**Data extracts**

Start of Block

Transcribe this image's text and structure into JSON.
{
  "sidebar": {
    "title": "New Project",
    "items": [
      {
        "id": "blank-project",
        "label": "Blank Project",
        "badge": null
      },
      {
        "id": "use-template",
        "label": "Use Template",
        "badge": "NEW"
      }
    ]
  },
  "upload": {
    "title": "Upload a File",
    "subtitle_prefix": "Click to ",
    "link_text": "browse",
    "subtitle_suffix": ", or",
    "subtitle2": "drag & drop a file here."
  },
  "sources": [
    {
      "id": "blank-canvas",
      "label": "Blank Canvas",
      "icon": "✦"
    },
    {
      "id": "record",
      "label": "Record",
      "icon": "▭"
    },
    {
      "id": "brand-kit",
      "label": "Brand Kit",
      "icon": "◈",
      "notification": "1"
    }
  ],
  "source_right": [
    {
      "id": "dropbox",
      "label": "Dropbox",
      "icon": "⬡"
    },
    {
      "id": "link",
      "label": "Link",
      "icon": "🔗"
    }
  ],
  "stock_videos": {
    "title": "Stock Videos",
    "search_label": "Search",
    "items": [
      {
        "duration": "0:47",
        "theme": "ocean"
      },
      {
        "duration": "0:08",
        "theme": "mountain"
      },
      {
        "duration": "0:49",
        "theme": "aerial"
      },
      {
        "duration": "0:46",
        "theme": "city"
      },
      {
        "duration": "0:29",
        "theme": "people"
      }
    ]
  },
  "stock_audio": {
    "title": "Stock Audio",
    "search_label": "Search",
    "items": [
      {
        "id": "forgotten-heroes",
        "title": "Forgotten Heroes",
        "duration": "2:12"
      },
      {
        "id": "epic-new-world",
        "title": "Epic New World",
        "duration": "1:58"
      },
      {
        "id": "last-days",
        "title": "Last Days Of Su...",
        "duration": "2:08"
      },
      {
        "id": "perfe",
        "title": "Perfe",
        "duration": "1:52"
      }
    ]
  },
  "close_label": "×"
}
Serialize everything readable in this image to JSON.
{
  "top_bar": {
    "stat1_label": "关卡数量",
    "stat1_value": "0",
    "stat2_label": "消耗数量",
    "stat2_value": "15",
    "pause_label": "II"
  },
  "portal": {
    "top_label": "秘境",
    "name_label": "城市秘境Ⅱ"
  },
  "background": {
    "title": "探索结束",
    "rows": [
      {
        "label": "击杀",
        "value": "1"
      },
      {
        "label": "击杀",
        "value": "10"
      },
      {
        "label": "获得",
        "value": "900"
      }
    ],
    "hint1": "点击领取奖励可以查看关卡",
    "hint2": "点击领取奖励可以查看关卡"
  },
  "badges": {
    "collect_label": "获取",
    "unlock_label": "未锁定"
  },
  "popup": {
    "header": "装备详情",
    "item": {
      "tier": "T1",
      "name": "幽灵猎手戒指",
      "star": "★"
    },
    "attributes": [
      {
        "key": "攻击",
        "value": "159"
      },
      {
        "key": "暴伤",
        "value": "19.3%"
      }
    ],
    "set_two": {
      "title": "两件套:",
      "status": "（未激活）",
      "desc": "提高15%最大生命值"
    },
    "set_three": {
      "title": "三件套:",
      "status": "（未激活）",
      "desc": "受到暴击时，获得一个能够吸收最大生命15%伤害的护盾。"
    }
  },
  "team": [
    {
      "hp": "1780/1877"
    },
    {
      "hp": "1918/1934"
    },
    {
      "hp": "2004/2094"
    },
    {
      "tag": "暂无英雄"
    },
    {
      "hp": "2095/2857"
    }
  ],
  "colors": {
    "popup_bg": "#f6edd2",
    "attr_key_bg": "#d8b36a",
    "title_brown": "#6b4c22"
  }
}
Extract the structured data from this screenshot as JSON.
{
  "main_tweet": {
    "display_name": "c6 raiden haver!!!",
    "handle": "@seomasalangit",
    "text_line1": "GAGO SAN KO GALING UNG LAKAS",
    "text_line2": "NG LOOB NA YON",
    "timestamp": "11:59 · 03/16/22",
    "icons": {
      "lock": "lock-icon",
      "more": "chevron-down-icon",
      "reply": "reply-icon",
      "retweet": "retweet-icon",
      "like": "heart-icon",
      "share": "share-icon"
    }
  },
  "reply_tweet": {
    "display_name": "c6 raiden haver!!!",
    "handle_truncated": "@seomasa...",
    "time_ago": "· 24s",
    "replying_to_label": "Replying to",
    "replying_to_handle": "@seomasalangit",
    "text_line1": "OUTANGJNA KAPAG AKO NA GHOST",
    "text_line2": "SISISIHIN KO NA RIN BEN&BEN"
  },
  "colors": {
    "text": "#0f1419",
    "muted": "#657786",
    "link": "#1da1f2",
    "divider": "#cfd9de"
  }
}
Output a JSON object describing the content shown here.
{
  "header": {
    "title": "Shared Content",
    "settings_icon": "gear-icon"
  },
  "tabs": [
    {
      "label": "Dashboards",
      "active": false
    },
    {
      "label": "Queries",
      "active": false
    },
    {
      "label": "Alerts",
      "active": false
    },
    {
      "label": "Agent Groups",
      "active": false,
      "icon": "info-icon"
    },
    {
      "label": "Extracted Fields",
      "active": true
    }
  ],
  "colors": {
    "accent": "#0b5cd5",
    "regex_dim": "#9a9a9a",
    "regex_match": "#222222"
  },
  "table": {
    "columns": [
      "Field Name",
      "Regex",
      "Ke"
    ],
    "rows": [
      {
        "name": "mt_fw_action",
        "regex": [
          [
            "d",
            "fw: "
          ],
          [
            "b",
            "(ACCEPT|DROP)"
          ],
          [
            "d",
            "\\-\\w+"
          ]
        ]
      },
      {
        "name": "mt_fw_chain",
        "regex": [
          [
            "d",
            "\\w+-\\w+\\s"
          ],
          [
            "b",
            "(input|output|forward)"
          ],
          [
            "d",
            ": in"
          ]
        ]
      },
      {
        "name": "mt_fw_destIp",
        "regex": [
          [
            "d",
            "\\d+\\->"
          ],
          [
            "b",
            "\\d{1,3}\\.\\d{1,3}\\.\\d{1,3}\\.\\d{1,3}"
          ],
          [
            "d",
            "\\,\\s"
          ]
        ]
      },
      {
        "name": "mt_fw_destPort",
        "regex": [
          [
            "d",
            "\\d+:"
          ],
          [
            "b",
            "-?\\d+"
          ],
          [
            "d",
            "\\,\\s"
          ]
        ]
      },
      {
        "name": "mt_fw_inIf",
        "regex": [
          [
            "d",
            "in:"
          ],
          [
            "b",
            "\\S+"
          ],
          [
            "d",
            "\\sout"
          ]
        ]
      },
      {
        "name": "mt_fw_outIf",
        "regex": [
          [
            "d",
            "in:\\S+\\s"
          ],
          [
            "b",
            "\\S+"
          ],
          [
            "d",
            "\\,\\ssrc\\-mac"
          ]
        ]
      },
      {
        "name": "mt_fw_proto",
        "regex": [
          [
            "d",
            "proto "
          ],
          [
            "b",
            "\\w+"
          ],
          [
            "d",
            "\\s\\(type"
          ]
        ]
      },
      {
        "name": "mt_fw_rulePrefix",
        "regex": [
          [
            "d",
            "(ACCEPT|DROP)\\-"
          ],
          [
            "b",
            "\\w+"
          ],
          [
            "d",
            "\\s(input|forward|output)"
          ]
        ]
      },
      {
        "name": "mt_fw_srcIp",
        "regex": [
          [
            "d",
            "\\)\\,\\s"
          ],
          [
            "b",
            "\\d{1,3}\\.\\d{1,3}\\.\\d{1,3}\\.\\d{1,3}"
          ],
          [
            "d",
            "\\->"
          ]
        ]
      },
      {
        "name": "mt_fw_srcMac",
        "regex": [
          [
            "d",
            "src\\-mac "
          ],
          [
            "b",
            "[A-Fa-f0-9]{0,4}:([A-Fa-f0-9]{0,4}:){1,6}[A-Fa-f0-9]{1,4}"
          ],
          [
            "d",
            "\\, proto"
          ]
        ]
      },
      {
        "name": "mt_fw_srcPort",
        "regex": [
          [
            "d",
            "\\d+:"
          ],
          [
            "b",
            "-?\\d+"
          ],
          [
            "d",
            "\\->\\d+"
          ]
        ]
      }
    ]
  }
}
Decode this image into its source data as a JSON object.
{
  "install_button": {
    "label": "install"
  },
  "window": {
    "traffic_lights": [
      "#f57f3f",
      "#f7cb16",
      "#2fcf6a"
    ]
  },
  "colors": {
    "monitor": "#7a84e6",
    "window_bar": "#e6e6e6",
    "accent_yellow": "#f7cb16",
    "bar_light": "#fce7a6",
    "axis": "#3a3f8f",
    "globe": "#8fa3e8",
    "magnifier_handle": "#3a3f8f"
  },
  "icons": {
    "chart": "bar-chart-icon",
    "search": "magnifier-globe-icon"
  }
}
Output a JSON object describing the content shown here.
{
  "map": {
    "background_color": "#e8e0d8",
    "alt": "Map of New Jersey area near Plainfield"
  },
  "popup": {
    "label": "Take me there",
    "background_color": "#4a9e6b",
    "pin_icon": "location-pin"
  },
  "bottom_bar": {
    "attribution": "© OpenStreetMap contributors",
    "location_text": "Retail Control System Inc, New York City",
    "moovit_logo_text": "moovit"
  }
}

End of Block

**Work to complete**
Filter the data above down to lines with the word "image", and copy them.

**Response below**
Transcribe this image's text and structure into JSON.
Serialize everything readable in this image to JSON.
Decode this image into its source data as a JSON object.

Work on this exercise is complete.